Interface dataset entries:
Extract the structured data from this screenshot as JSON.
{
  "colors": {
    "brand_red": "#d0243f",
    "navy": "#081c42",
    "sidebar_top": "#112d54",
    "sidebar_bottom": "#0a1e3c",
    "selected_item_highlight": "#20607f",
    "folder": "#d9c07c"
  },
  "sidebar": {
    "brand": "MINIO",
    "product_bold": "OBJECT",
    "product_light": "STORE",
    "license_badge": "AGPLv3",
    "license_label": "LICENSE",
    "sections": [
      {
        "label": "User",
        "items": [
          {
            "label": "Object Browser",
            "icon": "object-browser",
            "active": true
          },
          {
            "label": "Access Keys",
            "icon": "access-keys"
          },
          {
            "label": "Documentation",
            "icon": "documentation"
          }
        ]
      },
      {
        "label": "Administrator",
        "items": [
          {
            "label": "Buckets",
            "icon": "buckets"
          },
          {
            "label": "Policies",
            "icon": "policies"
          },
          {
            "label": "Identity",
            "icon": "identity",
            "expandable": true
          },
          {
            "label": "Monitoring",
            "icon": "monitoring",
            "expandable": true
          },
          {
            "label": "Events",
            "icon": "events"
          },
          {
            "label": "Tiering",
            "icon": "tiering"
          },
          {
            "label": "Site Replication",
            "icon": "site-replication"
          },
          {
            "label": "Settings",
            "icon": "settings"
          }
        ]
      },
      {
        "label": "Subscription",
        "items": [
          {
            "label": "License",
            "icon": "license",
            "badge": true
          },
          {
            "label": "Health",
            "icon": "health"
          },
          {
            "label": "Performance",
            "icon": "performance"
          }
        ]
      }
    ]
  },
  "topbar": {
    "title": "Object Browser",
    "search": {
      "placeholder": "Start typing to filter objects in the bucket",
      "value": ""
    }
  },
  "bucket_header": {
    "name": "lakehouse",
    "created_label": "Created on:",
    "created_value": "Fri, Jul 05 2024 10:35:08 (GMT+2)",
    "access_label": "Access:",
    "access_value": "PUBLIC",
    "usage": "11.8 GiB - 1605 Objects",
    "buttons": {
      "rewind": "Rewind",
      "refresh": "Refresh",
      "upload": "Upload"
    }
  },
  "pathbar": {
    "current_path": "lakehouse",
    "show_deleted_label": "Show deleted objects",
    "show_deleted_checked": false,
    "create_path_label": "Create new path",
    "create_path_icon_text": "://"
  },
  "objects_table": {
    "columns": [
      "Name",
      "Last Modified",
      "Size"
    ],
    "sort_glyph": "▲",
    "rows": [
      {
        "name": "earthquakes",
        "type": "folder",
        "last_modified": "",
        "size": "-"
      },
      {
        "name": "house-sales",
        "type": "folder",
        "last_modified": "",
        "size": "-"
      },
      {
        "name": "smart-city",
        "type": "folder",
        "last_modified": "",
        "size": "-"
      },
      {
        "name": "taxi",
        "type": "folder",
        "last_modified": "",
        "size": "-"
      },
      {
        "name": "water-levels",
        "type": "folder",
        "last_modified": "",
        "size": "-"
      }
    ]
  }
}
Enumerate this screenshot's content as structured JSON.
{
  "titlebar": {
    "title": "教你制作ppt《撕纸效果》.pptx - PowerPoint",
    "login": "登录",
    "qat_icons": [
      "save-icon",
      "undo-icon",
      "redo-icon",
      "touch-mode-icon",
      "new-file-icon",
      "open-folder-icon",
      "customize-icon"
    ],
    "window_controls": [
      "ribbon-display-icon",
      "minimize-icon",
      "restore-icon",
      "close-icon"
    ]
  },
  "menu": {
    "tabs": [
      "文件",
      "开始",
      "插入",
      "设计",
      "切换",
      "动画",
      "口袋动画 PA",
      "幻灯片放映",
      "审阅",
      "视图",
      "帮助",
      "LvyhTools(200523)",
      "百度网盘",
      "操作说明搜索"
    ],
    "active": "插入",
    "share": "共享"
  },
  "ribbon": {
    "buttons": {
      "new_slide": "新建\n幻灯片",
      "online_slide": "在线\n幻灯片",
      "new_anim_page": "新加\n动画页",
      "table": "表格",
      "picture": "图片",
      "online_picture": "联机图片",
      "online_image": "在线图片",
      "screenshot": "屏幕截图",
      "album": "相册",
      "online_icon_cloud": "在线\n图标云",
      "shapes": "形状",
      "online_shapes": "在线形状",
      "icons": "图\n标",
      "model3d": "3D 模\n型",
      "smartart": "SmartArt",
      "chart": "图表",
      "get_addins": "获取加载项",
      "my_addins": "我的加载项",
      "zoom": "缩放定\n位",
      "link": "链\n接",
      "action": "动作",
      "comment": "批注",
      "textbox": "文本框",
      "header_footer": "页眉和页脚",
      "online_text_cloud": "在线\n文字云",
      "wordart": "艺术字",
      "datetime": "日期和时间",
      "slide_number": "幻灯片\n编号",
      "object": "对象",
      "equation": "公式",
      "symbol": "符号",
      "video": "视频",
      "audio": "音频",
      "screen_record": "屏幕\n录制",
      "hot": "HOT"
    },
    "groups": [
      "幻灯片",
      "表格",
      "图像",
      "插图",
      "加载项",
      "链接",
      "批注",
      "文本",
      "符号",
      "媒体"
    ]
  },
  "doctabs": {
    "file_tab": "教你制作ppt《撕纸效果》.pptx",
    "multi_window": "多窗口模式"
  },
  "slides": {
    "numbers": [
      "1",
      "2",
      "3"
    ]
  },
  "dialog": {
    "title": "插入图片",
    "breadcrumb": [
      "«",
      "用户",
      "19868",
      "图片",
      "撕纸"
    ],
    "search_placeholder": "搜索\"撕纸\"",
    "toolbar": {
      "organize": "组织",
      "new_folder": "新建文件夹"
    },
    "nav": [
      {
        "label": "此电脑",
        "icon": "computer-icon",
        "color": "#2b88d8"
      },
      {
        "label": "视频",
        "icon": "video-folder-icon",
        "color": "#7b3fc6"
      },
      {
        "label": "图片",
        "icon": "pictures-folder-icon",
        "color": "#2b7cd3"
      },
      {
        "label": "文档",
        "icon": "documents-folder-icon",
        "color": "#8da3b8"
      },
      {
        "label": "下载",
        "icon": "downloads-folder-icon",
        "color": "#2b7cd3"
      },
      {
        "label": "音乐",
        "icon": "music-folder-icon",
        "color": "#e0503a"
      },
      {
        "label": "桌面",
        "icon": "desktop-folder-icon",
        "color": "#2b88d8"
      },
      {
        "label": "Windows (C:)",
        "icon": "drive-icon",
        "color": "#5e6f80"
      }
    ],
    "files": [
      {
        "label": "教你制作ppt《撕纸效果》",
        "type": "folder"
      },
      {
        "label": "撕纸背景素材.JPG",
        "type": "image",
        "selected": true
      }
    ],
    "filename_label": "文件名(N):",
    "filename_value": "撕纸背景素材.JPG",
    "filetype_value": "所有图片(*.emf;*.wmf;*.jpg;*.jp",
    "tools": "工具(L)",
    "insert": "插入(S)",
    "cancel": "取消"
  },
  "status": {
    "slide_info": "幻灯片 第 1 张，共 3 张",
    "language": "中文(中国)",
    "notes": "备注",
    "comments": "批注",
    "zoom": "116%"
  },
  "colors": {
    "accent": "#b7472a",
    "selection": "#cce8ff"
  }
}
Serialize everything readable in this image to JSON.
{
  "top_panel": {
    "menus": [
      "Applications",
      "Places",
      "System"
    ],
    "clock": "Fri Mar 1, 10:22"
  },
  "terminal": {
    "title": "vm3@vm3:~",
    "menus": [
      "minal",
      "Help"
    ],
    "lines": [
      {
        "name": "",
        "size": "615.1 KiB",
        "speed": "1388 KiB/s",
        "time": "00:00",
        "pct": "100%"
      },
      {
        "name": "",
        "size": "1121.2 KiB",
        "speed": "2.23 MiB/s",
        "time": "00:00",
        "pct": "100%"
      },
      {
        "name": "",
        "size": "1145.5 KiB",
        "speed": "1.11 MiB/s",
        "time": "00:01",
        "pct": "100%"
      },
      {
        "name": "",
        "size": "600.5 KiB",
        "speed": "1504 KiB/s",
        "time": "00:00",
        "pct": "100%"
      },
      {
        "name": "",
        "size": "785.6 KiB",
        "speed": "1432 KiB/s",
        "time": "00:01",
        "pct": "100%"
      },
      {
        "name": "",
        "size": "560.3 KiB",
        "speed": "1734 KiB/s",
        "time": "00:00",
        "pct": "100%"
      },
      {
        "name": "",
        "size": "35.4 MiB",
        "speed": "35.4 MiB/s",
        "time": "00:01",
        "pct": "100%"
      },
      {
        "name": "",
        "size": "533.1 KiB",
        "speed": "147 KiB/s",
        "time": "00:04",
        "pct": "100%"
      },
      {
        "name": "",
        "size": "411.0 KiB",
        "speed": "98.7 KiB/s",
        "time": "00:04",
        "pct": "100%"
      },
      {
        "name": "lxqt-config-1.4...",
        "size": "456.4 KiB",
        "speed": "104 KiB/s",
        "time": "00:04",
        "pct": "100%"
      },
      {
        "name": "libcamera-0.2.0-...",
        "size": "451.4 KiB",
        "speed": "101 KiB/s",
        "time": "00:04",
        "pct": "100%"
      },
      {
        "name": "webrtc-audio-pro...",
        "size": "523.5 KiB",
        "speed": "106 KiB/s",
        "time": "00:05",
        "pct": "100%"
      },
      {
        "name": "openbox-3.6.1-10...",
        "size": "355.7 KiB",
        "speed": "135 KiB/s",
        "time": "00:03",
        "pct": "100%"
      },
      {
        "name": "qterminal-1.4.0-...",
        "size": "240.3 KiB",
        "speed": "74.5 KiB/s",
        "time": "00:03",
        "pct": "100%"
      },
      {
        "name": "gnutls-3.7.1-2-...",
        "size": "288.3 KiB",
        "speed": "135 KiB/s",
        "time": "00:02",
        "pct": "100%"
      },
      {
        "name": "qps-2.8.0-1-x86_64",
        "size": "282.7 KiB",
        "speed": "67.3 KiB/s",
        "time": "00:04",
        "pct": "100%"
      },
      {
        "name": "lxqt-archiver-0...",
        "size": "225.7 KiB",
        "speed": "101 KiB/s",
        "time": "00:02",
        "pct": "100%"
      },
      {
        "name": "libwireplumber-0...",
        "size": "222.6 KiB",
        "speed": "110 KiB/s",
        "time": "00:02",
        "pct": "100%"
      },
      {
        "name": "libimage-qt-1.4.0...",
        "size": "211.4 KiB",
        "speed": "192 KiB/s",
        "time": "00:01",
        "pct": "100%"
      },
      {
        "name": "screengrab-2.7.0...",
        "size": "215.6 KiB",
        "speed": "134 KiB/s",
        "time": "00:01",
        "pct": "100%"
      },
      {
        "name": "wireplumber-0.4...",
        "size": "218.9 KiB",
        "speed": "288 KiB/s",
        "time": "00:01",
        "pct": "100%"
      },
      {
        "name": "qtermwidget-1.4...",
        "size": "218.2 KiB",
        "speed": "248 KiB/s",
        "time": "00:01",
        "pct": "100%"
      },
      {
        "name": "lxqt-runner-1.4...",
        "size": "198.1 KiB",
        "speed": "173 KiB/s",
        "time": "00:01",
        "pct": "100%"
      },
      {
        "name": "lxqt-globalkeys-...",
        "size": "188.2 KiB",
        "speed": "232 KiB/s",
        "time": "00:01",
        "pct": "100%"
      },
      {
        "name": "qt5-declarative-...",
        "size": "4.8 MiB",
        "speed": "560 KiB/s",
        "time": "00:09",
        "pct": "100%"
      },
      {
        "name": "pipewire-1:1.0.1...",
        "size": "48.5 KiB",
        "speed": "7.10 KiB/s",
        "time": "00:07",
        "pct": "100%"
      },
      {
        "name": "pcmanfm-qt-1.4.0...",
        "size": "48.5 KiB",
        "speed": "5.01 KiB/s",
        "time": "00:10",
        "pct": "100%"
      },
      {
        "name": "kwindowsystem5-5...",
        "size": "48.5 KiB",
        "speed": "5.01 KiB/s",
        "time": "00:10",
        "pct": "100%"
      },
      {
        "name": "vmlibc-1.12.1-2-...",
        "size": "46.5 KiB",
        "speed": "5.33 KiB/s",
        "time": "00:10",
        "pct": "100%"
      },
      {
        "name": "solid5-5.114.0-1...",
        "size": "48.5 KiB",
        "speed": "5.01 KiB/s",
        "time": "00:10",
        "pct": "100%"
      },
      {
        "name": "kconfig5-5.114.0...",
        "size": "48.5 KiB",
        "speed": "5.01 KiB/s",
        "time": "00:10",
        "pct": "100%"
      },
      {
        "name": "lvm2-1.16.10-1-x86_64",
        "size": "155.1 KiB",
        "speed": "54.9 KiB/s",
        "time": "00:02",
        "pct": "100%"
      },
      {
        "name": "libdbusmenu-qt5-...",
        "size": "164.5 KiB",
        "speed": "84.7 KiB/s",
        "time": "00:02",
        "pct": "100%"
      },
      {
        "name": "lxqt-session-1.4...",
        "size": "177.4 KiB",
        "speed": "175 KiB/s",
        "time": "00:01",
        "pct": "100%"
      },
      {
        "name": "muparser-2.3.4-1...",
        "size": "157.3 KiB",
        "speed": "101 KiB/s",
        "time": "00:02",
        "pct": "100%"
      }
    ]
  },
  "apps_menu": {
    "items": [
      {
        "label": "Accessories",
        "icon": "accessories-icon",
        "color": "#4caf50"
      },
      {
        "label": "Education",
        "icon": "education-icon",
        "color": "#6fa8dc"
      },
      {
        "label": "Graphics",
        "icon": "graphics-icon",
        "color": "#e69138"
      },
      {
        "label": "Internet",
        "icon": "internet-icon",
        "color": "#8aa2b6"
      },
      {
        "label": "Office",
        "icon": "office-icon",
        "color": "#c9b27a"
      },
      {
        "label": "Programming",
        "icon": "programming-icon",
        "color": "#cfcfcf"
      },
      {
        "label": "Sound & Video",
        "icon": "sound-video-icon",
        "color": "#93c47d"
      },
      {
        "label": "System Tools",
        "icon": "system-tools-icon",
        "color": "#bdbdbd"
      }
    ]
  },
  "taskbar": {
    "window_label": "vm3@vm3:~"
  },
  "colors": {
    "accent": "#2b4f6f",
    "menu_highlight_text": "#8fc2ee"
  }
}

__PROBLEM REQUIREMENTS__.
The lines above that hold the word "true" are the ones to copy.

__WRITTEN SOLUTION__.
            "active": true
            "expandable": true
            "expandable": true
            "badge": true
        "selected": true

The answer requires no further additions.